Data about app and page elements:
== Segment start ==

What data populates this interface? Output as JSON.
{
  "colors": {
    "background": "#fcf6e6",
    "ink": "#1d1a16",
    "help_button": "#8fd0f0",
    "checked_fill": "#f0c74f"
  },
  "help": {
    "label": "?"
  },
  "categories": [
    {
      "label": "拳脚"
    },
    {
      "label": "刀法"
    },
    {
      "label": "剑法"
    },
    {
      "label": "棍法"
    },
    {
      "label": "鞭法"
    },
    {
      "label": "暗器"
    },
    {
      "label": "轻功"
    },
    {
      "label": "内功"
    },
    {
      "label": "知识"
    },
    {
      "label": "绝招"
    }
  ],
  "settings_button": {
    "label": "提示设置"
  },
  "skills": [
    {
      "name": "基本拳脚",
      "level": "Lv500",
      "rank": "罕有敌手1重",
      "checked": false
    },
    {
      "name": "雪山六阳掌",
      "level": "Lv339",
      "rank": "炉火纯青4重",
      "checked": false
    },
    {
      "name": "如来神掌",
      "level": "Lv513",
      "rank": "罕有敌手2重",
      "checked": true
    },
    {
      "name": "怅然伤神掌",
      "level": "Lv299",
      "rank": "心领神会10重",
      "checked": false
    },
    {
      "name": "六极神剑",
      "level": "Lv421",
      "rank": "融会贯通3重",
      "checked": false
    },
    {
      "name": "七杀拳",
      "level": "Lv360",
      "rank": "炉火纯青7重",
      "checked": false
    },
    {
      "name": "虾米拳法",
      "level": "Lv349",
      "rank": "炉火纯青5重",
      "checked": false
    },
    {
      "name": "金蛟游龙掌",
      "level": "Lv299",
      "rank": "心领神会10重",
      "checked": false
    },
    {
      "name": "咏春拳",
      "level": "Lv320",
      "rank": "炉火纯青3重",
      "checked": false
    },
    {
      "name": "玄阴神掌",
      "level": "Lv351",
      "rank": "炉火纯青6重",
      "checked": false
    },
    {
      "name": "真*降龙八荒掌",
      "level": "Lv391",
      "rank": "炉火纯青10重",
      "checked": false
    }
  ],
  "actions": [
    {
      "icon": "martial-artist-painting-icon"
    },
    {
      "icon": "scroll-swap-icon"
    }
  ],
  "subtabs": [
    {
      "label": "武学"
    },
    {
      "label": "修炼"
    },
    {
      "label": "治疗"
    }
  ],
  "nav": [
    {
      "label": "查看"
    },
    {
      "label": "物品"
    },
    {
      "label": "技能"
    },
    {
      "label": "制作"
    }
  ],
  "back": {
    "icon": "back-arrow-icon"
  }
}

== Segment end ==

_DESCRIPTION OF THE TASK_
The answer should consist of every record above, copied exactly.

_ANSWER TO THE EXERCISE_
What data populates this interface? Output as JSON.
{
  "colors": {
    "background": "#fcf6e6",
    "ink": "#1d1a16",
    "help_button": "#8fd0f0",
    "checked_fill": "#f0c74f"
  },
  "help": {
    "label": "?"
  },
  "categories": [
    {
      "label": "拳脚"
    },
    {
      "label": "刀法"
    },
    {
      "label": "剑法"
    },
    {
      "label": "棍法"
    },
    {
      "label": "鞭法"
    },
    {
      "label": "暗器"
    },
    {
      "label": "轻功"
    },
    {
      "label": "内功"
    },
    {
      "label": "知识"
    },
    {
      "label": "绝招"
    }
  ],
  "settings_button": {
    "label": "提示设置"
  },
  "skills": [
    {
      "name": "基本拳脚",
      "level": "Lv500",
      "rank": "罕有敌手1重",
      "checked": false
    },
    {
      "name": "雪山六阳掌",
      "level": "Lv339",
      "rank": "炉火纯青4重",
      "checked": false
    },
    {
      "name": "如来神掌",
      "level": "Lv513",
      "rank": "罕有敌手2重",
      "checked": true
    },
    {
      "name": "怅然伤神掌",
      "level": "Lv299",
      "rank": "心领神会10重",
      "checked": false
    },
    {
      "name": "六极神剑",
      "level": "Lv421",
      "rank": "融会贯通3重",
      "checked": false
    },
    {
      "name": "七杀拳",
      "level": "Lv360",
      "rank": "炉火纯青7重",
      "checked": false
    },
    {
      "name": "虾米拳法",
      "level": "Lv349",
      "rank": "炉火纯青5重",
      "checked": false
    },
    {
      "name": "金蛟游龙掌",
      "level": "Lv299",
      "rank": "心领神会10重",
      "checked": false
    },
    {
      "name": "咏春拳",
      "level": "Lv320",
      "rank": "炉火纯青3重",
      "checked": false
    },
    {
      "name": "玄阴神掌",
      "level": "Lv351",
      "rank": "炉火纯青6重",
      "checked": false
    },
    {
      "name": "真*降龙八荒掌",
      "level": "Lv391",
      "rank": "炉火纯青10重",
      "checked": false
    }
  ],
  "actions": [
    {
      "icon": "martial-artist-painting-icon"
    },
    {
      "icon": "scroll-swap-icon"
    }
  ],
  "subtabs": [
    {
      "label": "武学"
    },
    {
      "label": "修炼"
    },
    {
      "label": "治疗"
    }
  ],
  "nav": [
    {
      "label": "查看"
    },
    {
      "label": "物品"
    },
    {
      "label": "技能"
    },
    {
      "label": "制作"
    }
  ],
  "back": {
    "icon": "back-arrow-icon"
  }
}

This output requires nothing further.